▸ **Input data**
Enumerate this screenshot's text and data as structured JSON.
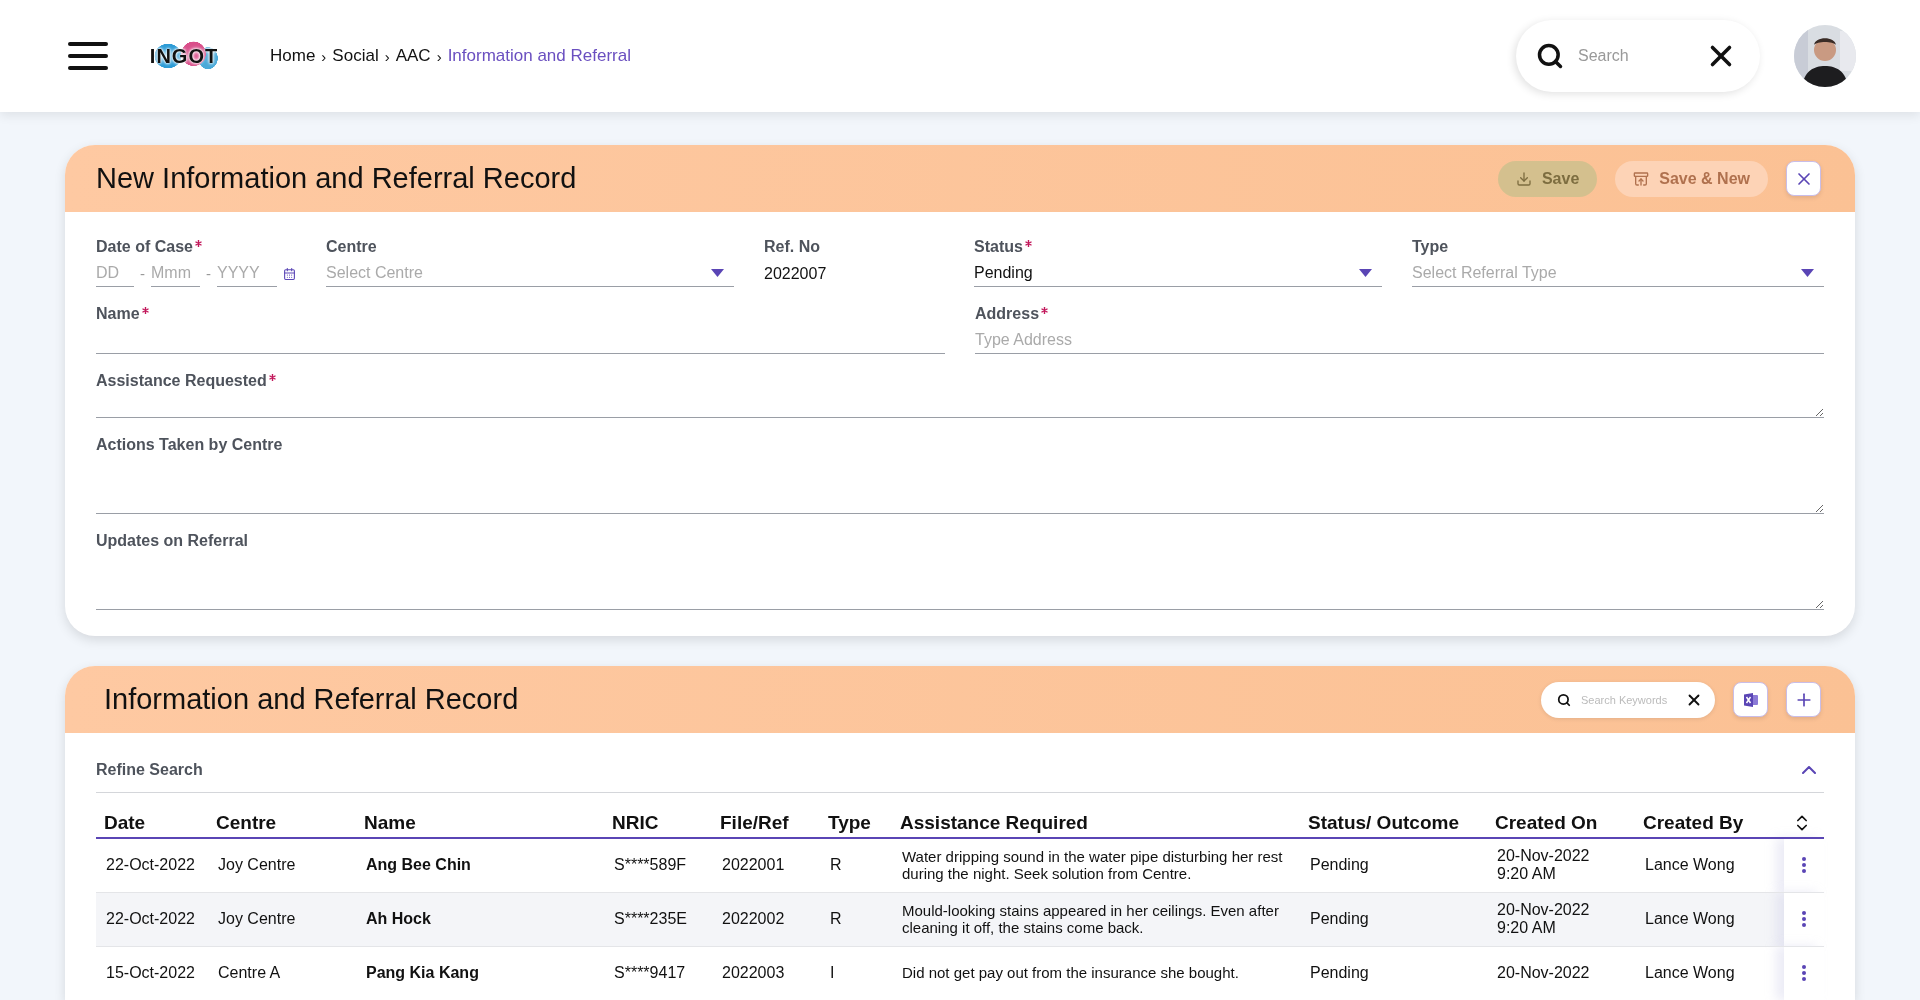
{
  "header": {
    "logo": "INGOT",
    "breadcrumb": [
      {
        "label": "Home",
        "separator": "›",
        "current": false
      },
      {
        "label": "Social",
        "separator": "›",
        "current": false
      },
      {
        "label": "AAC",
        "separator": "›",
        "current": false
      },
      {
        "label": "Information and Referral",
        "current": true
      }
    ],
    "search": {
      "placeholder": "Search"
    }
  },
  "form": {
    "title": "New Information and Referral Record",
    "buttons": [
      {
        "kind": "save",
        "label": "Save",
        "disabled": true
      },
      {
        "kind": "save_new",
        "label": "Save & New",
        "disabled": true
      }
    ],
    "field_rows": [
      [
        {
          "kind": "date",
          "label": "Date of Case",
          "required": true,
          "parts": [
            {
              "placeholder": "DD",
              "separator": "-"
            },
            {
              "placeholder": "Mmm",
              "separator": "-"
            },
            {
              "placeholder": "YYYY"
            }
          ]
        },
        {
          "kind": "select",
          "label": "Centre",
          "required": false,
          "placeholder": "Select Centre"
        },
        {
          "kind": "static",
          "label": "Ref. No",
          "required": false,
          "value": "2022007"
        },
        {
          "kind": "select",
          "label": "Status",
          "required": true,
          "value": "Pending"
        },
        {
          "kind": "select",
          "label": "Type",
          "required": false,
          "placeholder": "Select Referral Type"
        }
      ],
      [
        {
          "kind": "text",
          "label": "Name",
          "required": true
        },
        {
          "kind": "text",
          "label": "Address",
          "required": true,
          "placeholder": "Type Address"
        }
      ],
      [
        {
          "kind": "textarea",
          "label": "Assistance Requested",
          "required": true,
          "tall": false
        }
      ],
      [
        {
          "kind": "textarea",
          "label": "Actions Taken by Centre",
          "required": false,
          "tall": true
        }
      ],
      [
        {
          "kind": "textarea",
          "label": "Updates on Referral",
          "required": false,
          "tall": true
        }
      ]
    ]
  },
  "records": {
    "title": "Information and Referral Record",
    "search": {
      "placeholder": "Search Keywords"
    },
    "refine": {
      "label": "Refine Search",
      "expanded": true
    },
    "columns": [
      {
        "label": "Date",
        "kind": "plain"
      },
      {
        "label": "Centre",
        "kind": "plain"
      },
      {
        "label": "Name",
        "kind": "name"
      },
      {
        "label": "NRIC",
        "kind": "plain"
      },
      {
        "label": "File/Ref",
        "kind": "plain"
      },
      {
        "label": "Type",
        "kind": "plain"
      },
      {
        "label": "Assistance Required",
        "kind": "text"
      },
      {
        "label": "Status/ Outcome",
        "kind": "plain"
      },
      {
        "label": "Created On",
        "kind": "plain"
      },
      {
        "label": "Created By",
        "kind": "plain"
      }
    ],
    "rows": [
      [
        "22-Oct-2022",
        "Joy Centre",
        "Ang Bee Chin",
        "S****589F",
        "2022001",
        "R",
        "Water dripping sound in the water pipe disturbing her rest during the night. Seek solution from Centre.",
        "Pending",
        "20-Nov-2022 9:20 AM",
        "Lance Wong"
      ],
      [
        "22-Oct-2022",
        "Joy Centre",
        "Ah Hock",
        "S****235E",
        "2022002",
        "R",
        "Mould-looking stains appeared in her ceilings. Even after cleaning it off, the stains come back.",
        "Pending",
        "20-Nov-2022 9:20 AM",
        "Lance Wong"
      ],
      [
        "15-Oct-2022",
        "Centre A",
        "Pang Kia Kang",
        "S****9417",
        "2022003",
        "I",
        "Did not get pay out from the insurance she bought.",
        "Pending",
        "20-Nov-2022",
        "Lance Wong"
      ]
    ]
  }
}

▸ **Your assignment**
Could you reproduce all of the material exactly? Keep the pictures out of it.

▸ **Problem solution**
Enumerate this screenshot's text and data as structured JSON.
{
  "header": {
    "logo": "INGOT",
    "breadcrumb": [
      {
        "label": "Home",
        "separator": "›",
        "current": false
      },
      {
        "label": "Social",
        "separator": "›",
        "current": false
      },
      {
        "label": "AAC",
        "separator": "›",
        "current": false
      },
      {
        "label": "Information and Referral",
        "current": true
      }
    ],
    "search": {
      "placeholder": "Search"
    }
  },
  "form": {
    "title": "New Information and Referral Record",
    "buttons": [
      {
        "kind": "save",
        "label": "Save",
        "disabled": true
      },
      {
        "kind": "save_new",
        "label": "Save & New",
        "disabled": true
      }
    ],
    "field_rows": [
      [
        {
          "kind": "date",
          "label": "Date of Case",
          "required": true,
          "parts": [
            {
              "placeholder": "DD",
              "separator": "-"
            },
            {
              "placeholder": "Mmm",
              "separator": "-"
            },
            {
              "placeholder": "YYYY"
            }
          ]
        },
        {
          "kind": "select",
          "label": "Centre",
          "required": false,
          "placeholder": "Select Centre"
        },
        {
          "kind": "static",
          "label": "Ref. No",
          "required": false,
          "value": "2022007"
        },
        {
          "kind": "select",
          "label": "Status",
          "required": true,
          "value": "Pending"
        },
        {
          "kind": "select",
          "label": "Type",
          "required": false,
          "placeholder": "Select Referral Type"
        }
      ],
      [
        {
          "kind": "text",
          "label": "Name",
          "required": true
        },
        {
          "kind": "text",
          "label": "Address",
          "required": true,
          "placeholder": "Type Address"
        }
      ],
      [
        {
          "kind": "textarea",
          "label": "Assistance Requested",
          "required": true,
          "tall": false
        }
      ],
      [
        {
          "kind": "textarea",
          "label": "Actions Taken by Centre",
          "required": false,
          "tall": true
        }
      ],
      [
        {
          "kind": "textarea",
          "label": "Updates on Referral",
          "required": false,
          "tall": true
        }
      ]
    ]
  },
  "records": {
    "title": "Information and Referral Record",
    "search": {
      "placeholder": "Search Keywords"
    },
    "refine": {
      "label": "Refine Search",
      "expanded": true
    },
    "columns": [
      {
        "label": "Date",
        "kind": "plain"
      },
      {
        "label": "Centre",
        "kind": "plain"
      },
      {
        "label": "Name",
        "kind": "name"
      },
      {
        "label": "NRIC",
        "kind": "plain"
      },
      {
        "label": "File/Ref",
        "kind": "plain"
      },
      {
        "label": "Type",
        "kind": "plain"
      },
      {
        "label": "Assistance Required",
        "kind": "text"
      },
      {
        "label": "Status/ Outcome",
        "kind": "plain"
      },
      {
        "label": "Created On",
        "kind": "plain"
      },
      {
        "label": "Created By",
        "kind": "plain"
      }
    ],
    "rows": [
      [
        "22-Oct-2022",
        "Joy Centre",
        "Ang Bee Chin",
        "S****589F",
        "2022001",
        "R",
        "Water dripping sound in the water pipe disturbing her rest during the night. Seek solution from Centre.",
        "Pending",
        "20-Nov-2022 9:20 AM",
        "Lance Wong"
      ],
      [
        "22-Oct-2022",
        "Joy Centre",
        "Ah Hock",
        "S****235E",
        "2022002",
        "R",
        "Mould-looking stains appeared in her ceilings. Even after cleaning it off, the stains come back.",
        "Pending",
        "20-Nov-2022 9:20 AM",
        "Lance Wong"
      ],
      [
        "15-Oct-2022",
        "Centre A",
        "Pang Kia Kang",
        "S****9417",
        "2022003",
        "I",
        "Did not get pay out from the insurance she bought.",
        "Pending",
        "20-Nov-2022",
        "Lance Wong"
      ]
    ]
  }
}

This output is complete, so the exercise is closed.